# Input for this task
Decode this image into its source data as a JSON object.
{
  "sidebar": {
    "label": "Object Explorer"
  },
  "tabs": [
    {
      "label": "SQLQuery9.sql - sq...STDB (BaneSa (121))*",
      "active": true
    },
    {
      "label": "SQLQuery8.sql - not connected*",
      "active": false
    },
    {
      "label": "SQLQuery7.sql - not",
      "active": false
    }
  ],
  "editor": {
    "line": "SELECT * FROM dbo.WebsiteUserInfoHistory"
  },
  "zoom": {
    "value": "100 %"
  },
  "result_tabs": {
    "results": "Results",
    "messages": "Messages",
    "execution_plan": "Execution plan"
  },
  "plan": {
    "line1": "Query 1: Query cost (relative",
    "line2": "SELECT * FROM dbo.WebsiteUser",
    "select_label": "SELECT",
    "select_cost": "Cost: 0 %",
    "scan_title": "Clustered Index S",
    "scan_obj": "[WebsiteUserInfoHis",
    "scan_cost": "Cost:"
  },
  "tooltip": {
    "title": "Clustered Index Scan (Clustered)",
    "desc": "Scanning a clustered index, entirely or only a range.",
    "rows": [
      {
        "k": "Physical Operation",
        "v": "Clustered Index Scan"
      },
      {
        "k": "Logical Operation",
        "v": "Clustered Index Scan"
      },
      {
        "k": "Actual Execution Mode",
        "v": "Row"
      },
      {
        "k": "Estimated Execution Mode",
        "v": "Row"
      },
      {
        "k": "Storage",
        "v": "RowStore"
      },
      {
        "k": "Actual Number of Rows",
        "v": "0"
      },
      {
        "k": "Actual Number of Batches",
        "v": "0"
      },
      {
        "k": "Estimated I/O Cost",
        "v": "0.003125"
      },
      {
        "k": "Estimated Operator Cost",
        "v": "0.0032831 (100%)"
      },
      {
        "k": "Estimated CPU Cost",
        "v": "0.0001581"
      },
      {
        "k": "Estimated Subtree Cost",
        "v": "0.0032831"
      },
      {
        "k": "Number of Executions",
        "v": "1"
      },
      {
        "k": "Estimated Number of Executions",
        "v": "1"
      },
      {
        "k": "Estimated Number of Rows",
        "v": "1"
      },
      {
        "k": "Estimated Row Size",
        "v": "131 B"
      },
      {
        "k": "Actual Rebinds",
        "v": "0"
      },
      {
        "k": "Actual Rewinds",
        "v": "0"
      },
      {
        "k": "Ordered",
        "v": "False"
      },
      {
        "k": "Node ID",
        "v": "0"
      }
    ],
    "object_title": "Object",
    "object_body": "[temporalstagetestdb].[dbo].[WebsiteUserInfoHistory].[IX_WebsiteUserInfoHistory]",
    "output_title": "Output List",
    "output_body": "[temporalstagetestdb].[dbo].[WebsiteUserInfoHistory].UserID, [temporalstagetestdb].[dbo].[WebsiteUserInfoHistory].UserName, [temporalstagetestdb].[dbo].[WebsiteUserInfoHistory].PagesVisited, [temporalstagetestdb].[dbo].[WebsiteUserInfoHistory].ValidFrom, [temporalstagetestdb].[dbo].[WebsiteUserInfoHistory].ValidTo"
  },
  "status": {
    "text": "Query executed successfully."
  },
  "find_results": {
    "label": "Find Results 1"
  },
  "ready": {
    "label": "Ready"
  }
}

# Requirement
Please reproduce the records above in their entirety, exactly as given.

# Response box
Decode this image into its source data as a JSON object.
{
  "sidebar": {
    "label": "Object Explorer"
  },
  "tabs": [
    {
      "label": "SQLQuery9.sql - sq...STDB (BaneSa (121))*",
      "active": true
    },
    {
      "label": "SQLQuery8.sql - not connected*",
      "active": false
    },
    {
      "label": "SQLQuery7.sql - not",
      "active": false
    }
  ],
  "editor": {
    "line": "SELECT * FROM dbo.WebsiteUserInfoHistory"
  },
  "zoom": {
    "value": "100 %"
  },
  "result_tabs": {
    "results": "Results",
    "messages": "Messages",
    "execution_plan": "Execution plan"
  },
  "plan": {
    "line1": "Query 1: Query cost (relative",
    "line2": "SELECT * FROM dbo.WebsiteUser",
    "select_label": "SELECT",
    "select_cost": "Cost: 0 %",
    "scan_title": "Clustered Index S",
    "scan_obj": "[WebsiteUserInfoHis",
    "scan_cost": "Cost:"
  },
  "tooltip": {
    "title": "Clustered Index Scan (Clustered)",
    "desc": "Scanning a clustered index, entirely or only a range.",
    "rows": [
      {
        "k": "Physical Operation",
        "v": "Clustered Index Scan"
      },
      {
        "k": "Logical Operation",
        "v": "Clustered Index Scan"
      },
      {
        "k": "Actual Execution Mode",
        "v": "Row"
      },
      {
        "k": "Estimated Execution Mode",
        "v": "Row"
      },
      {
        "k": "Storage",
        "v": "RowStore"
      },
      {
        "k": "Actual Number of Rows",
        "v": "0"
      },
      {
        "k": "Actual Number of Batches",
        "v": "0"
      },
      {
        "k": "Estimated I/O Cost",
        "v": "0.003125"
      },
      {
        "k": "Estimated Operator Cost",
        "v": "0.0032831 (100%)"
      },
      {
        "k": "Estimated CPU Cost",
        "v": "0.0001581"
      },
      {
        "k": "Estimated Subtree Cost",
        "v": "0.0032831"
      },
      {
        "k": "Number of Executions",
        "v": "1"
      },
      {
        "k": "Estimated Number of Executions",
        "v": "1"
      },
      {
        "k": "Estimated Number of Rows",
        "v": "1"
      },
      {
        "k": "Estimated Row Size",
        "v": "131 B"
      },
      {
        "k": "Actual Rebinds",
        "v": "0"
      },
      {
        "k": "Actual Rewinds",
        "v": "0"
      },
      {
        "k": "Ordered",
        "v": "False"
      },
      {
        "k": "Node ID",
        "v": "0"
      }
    ],
    "object_title": "Object",
    "object_body": "[temporalstagetestdb].[dbo].[WebsiteUserInfoHistory].[IX_WebsiteUserInfoHistory]",
    "output_title": "Output List",
    "output_body": "[temporalstagetestdb].[dbo].[WebsiteUserInfoHistory].UserID, [temporalstagetestdb].[dbo].[WebsiteUserInfoHistory].UserName, [temporalstagetestdb].[dbo].[WebsiteUserInfoHistory].PagesVisited, [temporalstagetestdb].[dbo].[WebsiteUserInfoHistory].ValidFrom, [temporalstagetestdb].[dbo].[WebsiteUserInfoHistory].ValidTo"
  },
  "status": {
    "text": "Query executed successfully."
  },
  "find_results": {
    "label": "Find Results 1"
  },
  "ready": {
    "label": "Ready"
  }
}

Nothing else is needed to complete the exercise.